→ **WHAT NEEDS TO BE DONE**
An exact, complete printout of the listing is wanted, minus its images.

:::

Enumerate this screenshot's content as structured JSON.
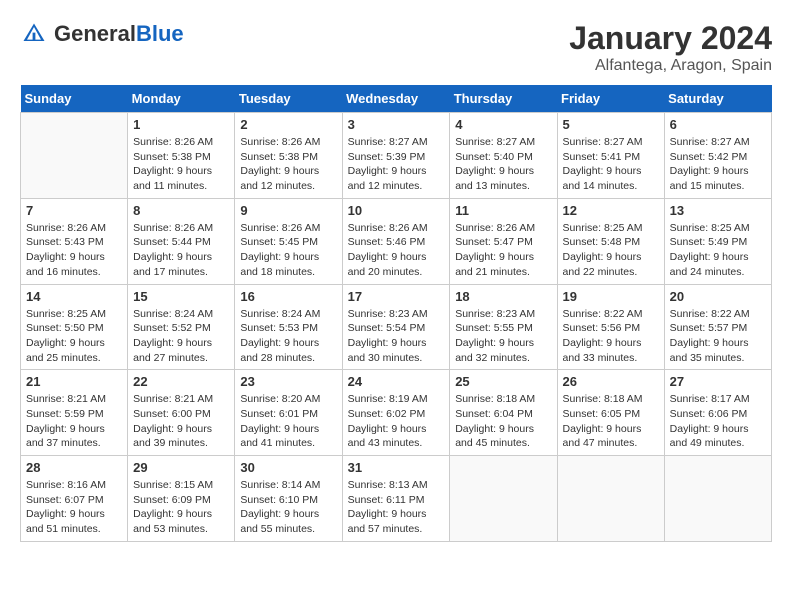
{
  "header": {
    "logo_general": "General",
    "logo_blue": "Blue",
    "month_title": "January 2024",
    "subtitle": "Alfantega, Aragon, Spain"
  },
  "days_of_week": [
    "Sunday",
    "Monday",
    "Tuesday",
    "Wednesday",
    "Thursday",
    "Friday",
    "Saturday"
  ],
  "weeks": [
    [
      {
        "day": "",
        "info": ""
      },
      {
        "day": "1",
        "info": "Sunrise: 8:26 AM\nSunset: 5:38 PM\nDaylight: 9 hours\nand 11 minutes."
      },
      {
        "day": "2",
        "info": "Sunrise: 8:26 AM\nSunset: 5:38 PM\nDaylight: 9 hours\nand 12 minutes."
      },
      {
        "day": "3",
        "info": "Sunrise: 8:27 AM\nSunset: 5:39 PM\nDaylight: 9 hours\nand 12 minutes."
      },
      {
        "day": "4",
        "info": "Sunrise: 8:27 AM\nSunset: 5:40 PM\nDaylight: 9 hours\nand 13 minutes."
      },
      {
        "day": "5",
        "info": "Sunrise: 8:27 AM\nSunset: 5:41 PM\nDaylight: 9 hours\nand 14 minutes."
      },
      {
        "day": "6",
        "info": "Sunrise: 8:27 AM\nSunset: 5:42 PM\nDaylight: 9 hours\nand 15 minutes."
      }
    ],
    [
      {
        "day": "7",
        "info": "Sunrise: 8:26 AM\nSunset: 5:43 PM\nDaylight: 9 hours\nand 16 minutes."
      },
      {
        "day": "8",
        "info": "Sunrise: 8:26 AM\nSunset: 5:44 PM\nDaylight: 9 hours\nand 17 minutes."
      },
      {
        "day": "9",
        "info": "Sunrise: 8:26 AM\nSunset: 5:45 PM\nDaylight: 9 hours\nand 18 minutes."
      },
      {
        "day": "10",
        "info": "Sunrise: 8:26 AM\nSunset: 5:46 PM\nDaylight: 9 hours\nand 20 minutes."
      },
      {
        "day": "11",
        "info": "Sunrise: 8:26 AM\nSunset: 5:47 PM\nDaylight: 9 hours\nand 21 minutes."
      },
      {
        "day": "12",
        "info": "Sunrise: 8:25 AM\nSunset: 5:48 PM\nDaylight: 9 hours\nand 22 minutes."
      },
      {
        "day": "13",
        "info": "Sunrise: 8:25 AM\nSunset: 5:49 PM\nDaylight: 9 hours\nand 24 minutes."
      }
    ],
    [
      {
        "day": "14",
        "info": "Sunrise: 8:25 AM\nSunset: 5:50 PM\nDaylight: 9 hours\nand 25 minutes."
      },
      {
        "day": "15",
        "info": "Sunrise: 8:24 AM\nSunset: 5:52 PM\nDaylight: 9 hours\nand 27 minutes."
      },
      {
        "day": "16",
        "info": "Sunrise: 8:24 AM\nSunset: 5:53 PM\nDaylight: 9 hours\nand 28 minutes."
      },
      {
        "day": "17",
        "info": "Sunrise: 8:23 AM\nSunset: 5:54 PM\nDaylight: 9 hours\nand 30 minutes."
      },
      {
        "day": "18",
        "info": "Sunrise: 8:23 AM\nSunset: 5:55 PM\nDaylight: 9 hours\nand 32 minutes."
      },
      {
        "day": "19",
        "info": "Sunrise: 8:22 AM\nSunset: 5:56 PM\nDaylight: 9 hours\nand 33 minutes."
      },
      {
        "day": "20",
        "info": "Sunrise: 8:22 AM\nSunset: 5:57 PM\nDaylight: 9 hours\nand 35 minutes."
      }
    ],
    [
      {
        "day": "21",
        "info": "Sunrise: 8:21 AM\nSunset: 5:59 PM\nDaylight: 9 hours\nand 37 minutes."
      },
      {
        "day": "22",
        "info": "Sunrise: 8:21 AM\nSunset: 6:00 PM\nDaylight: 9 hours\nand 39 minutes."
      },
      {
        "day": "23",
        "info": "Sunrise: 8:20 AM\nSunset: 6:01 PM\nDaylight: 9 hours\nand 41 minutes."
      },
      {
        "day": "24",
        "info": "Sunrise: 8:19 AM\nSunset: 6:02 PM\nDaylight: 9 hours\nand 43 minutes."
      },
      {
        "day": "25",
        "info": "Sunrise: 8:18 AM\nSunset: 6:04 PM\nDaylight: 9 hours\nand 45 minutes."
      },
      {
        "day": "26",
        "info": "Sunrise: 8:18 AM\nSunset: 6:05 PM\nDaylight: 9 hours\nand 47 minutes."
      },
      {
        "day": "27",
        "info": "Sunrise: 8:17 AM\nSunset: 6:06 PM\nDaylight: 9 hours\nand 49 minutes."
      }
    ],
    [
      {
        "day": "28",
        "info": "Sunrise: 8:16 AM\nSunset: 6:07 PM\nDaylight: 9 hours\nand 51 minutes."
      },
      {
        "day": "29",
        "info": "Sunrise: 8:15 AM\nSunset: 6:09 PM\nDaylight: 9 hours\nand 53 minutes."
      },
      {
        "day": "30",
        "info": "Sunrise: 8:14 AM\nSunset: 6:10 PM\nDaylight: 9 hours\nand 55 minutes."
      },
      {
        "day": "31",
        "info": "Sunrise: 8:13 AM\nSunset: 6:11 PM\nDaylight: 9 hours\nand 57 minutes."
      },
      {
        "day": "",
        "info": ""
      },
      {
        "day": "",
        "info": ""
      },
      {
        "day": "",
        "info": ""
      }
    ]
  ]
}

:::

→ **ANSWER TO THIS PROBLEM**
Enumerate this screenshot's content as structured JSON.
{
  "header": {
    "logo_general": "General",
    "logo_blue": "Blue",
    "month_title": "January 2024",
    "subtitle": "Alfantega, Aragon, Spain"
  },
  "days_of_week": [
    "Sunday",
    "Monday",
    "Tuesday",
    "Wednesday",
    "Thursday",
    "Friday",
    "Saturday"
  ],
  "weeks": [
    [
      {
        "day": "",
        "info": ""
      },
      {
        "day": "1",
        "info": "Sunrise: 8:26 AM\nSunset: 5:38 PM\nDaylight: 9 hours\nand 11 minutes."
      },
      {
        "day": "2",
        "info": "Sunrise: 8:26 AM\nSunset: 5:38 PM\nDaylight: 9 hours\nand 12 minutes."
      },
      {
        "day": "3",
        "info": "Sunrise: 8:27 AM\nSunset: 5:39 PM\nDaylight: 9 hours\nand 12 minutes."
      },
      {
        "day": "4",
        "info": "Sunrise: 8:27 AM\nSunset: 5:40 PM\nDaylight: 9 hours\nand 13 minutes."
      },
      {
        "day": "5",
        "info": "Sunrise: 8:27 AM\nSunset: 5:41 PM\nDaylight: 9 hours\nand 14 minutes."
      },
      {
        "day": "6",
        "info": "Sunrise: 8:27 AM\nSunset: 5:42 PM\nDaylight: 9 hours\nand 15 minutes."
      }
    ],
    [
      {
        "day": "7",
        "info": "Sunrise: 8:26 AM\nSunset: 5:43 PM\nDaylight: 9 hours\nand 16 minutes."
      },
      {
        "day": "8",
        "info": "Sunrise: 8:26 AM\nSunset: 5:44 PM\nDaylight: 9 hours\nand 17 minutes."
      },
      {
        "day": "9",
        "info": "Sunrise: 8:26 AM\nSunset: 5:45 PM\nDaylight: 9 hours\nand 18 minutes."
      },
      {
        "day": "10",
        "info": "Sunrise: 8:26 AM\nSunset: 5:46 PM\nDaylight: 9 hours\nand 20 minutes."
      },
      {
        "day": "11",
        "info": "Sunrise: 8:26 AM\nSunset: 5:47 PM\nDaylight: 9 hours\nand 21 minutes."
      },
      {
        "day": "12",
        "info": "Sunrise: 8:25 AM\nSunset: 5:48 PM\nDaylight: 9 hours\nand 22 minutes."
      },
      {
        "day": "13",
        "info": "Sunrise: 8:25 AM\nSunset: 5:49 PM\nDaylight: 9 hours\nand 24 minutes."
      }
    ],
    [
      {
        "day": "14",
        "info": "Sunrise: 8:25 AM\nSunset: 5:50 PM\nDaylight: 9 hours\nand 25 minutes."
      },
      {
        "day": "15",
        "info": "Sunrise: 8:24 AM\nSunset: 5:52 PM\nDaylight: 9 hours\nand 27 minutes."
      },
      {
        "day": "16",
        "info": "Sunrise: 8:24 AM\nSunset: 5:53 PM\nDaylight: 9 hours\nand 28 minutes."
      },
      {
        "day": "17",
        "info": "Sunrise: 8:23 AM\nSunset: 5:54 PM\nDaylight: 9 hours\nand 30 minutes."
      },
      {
        "day": "18",
        "info": "Sunrise: 8:23 AM\nSunset: 5:55 PM\nDaylight: 9 hours\nand 32 minutes."
      },
      {
        "day": "19",
        "info": "Sunrise: 8:22 AM\nSunset: 5:56 PM\nDaylight: 9 hours\nand 33 minutes."
      },
      {
        "day": "20",
        "info": "Sunrise: 8:22 AM\nSunset: 5:57 PM\nDaylight: 9 hours\nand 35 minutes."
      }
    ],
    [
      {
        "day": "21",
        "info": "Sunrise: 8:21 AM\nSunset: 5:59 PM\nDaylight: 9 hours\nand 37 minutes."
      },
      {
        "day": "22",
        "info": "Sunrise: 8:21 AM\nSunset: 6:00 PM\nDaylight: 9 hours\nand 39 minutes."
      },
      {
        "day": "23",
        "info": "Sunrise: 8:20 AM\nSunset: 6:01 PM\nDaylight: 9 hours\nand 41 minutes."
      },
      {
        "day": "24",
        "info": "Sunrise: 8:19 AM\nSunset: 6:02 PM\nDaylight: 9 hours\nand 43 minutes."
      },
      {
        "day": "25",
        "info": "Sunrise: 8:18 AM\nSunset: 6:04 PM\nDaylight: 9 hours\nand 45 minutes."
      },
      {
        "day": "26",
        "info": "Sunrise: 8:18 AM\nSunset: 6:05 PM\nDaylight: 9 hours\nand 47 minutes."
      },
      {
        "day": "27",
        "info": "Sunrise: 8:17 AM\nSunset: 6:06 PM\nDaylight: 9 hours\nand 49 minutes."
      }
    ],
    [
      {
        "day": "28",
        "info": "Sunrise: 8:16 AM\nSunset: 6:07 PM\nDaylight: 9 hours\nand 51 minutes."
      },
      {
        "day": "29",
        "info": "Sunrise: 8:15 AM\nSunset: 6:09 PM\nDaylight: 9 hours\nand 53 minutes."
      },
      {
        "day": "30",
        "info": "Sunrise: 8:14 AM\nSunset: 6:10 PM\nDaylight: 9 hours\nand 55 minutes."
      },
      {
        "day": "31",
        "info": "Sunrise: 8:13 AM\nSunset: 6:11 PM\nDaylight: 9 hours\nand 57 minutes."
      },
      {
        "day": "",
        "info": ""
      },
      {
        "day": "",
        "info": ""
      },
      {
        "day": "",
        "info": ""
      }
    ]
  ]
}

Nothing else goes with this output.